In contrast, arteriosclerosis influences blood flow through a different mechanism. Rather than narrowing the arteries through plaque accumulation, it affects the flexibility and integrity of the arterial walls. These walls harden and thicken, making it more difficult for them to handle the fluctuations in blood pressure that occur with each heartbeat. Consequently, arteriosclerosis can lead to elevated blood pressure, known as hypertension, due to the reduced elasticity of the arteries. This increased pressure can strain the cardiovascular system, potentially resulting in further complications if not managed effectively.
By exploring these critical aspects, we comprehensively understand atherosclerosis vs arteriosclerosis. These insights are fundamental in navigating the intricacies of cardiovascular health and making informed choices to mitigate risks and promote overall well-being.
Navigating “Athero vs. Arterio”
The prefixes “athero” and “arterio” are commonly used in medical terminology to denote their respective conditions, athero vs arteriosclerosis. Understanding these prefixes can significantly enhance our comprehension of these conditions.
- “Athero” is a prefix associated with plaque accumulation within arteries, as observed in atherosclerosis.
- “Arterio” is a broader prefix encompassing all conditions related to the arteries, including arteriosclerosis, which may not be solely driven by plaque formation.
Implications for Cardiovascular Health
Arteriosclerosis and Atherosclerosis are critical concerns for cardiovascular health. These disorders, if left untreated, can lead to serious health issues. It is necessary to distinguish between them and grasp their specific qualities to manage them successfully.

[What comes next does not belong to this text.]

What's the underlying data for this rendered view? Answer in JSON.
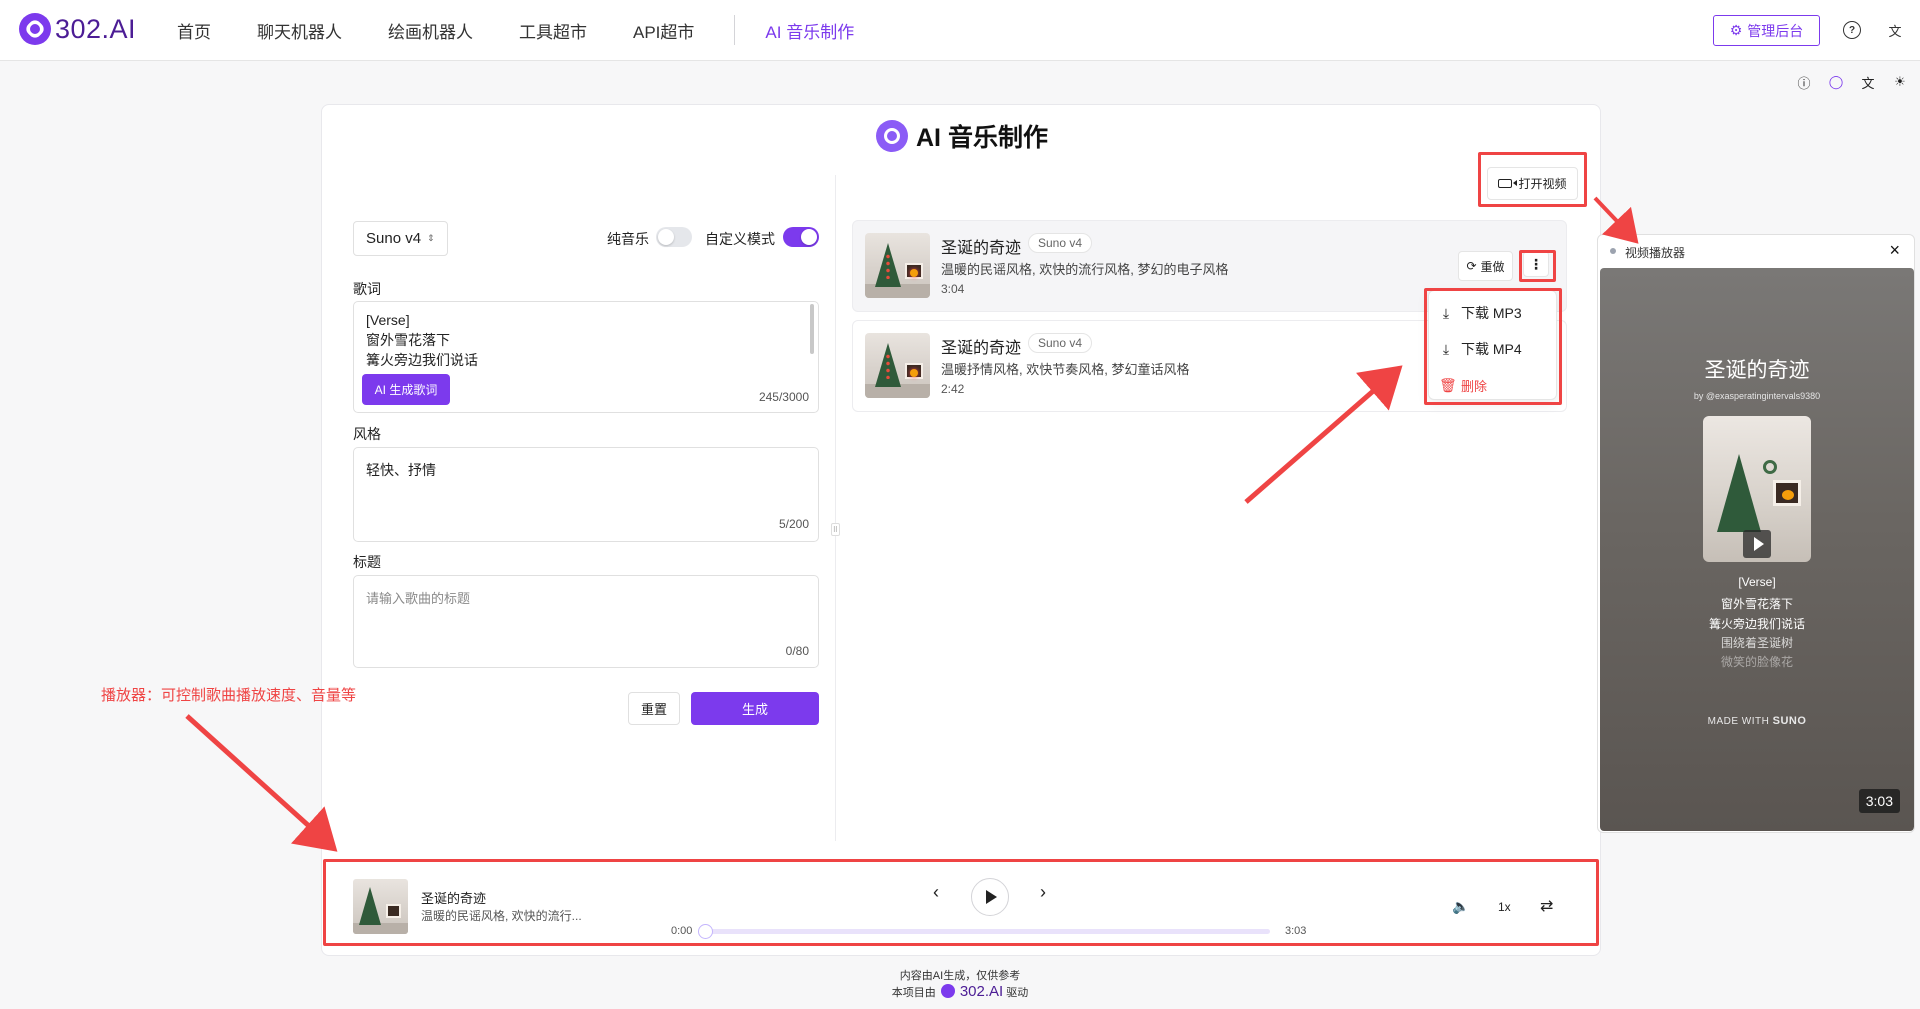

Furthermore, hypertension, or high blood pressure, is a reminder of the need to maintain healthy vascular function. It can exacerbate the effects of atherosclerosis and arteriosclerosis, emphasizing the need for lifestyle modifications, such as a heart-healthy diet, regular exercise, and stress management, to prevent and manage these conditions.
Understanding Atherosclerosis vs Arteriosclerosis
In summary, atherosclerosis and arteriosclerosis are related yet distinct terms in cardiovascular health. Atherosclerosis specifically refers to the accumulation of fatty plaques within arteries, while arteriosclerosis encompasses a broader array of arterial conditions, including the stiffening and thickening of arterial walls.
High blood pressure, or hypertension, is a separate but related issue, primarily involving elevated pressure within the arteries. Understanding the intricacies of “athero vs. arterio” enhances our ability to navigate the intricate landscape of cardiovascular health, empowering us to make informed choices for our well-being.
As we expand our knowledge of these conditions, we reinforce the importance of proactive cardiovascular health management and the value of preventive measures in preserving our well-being.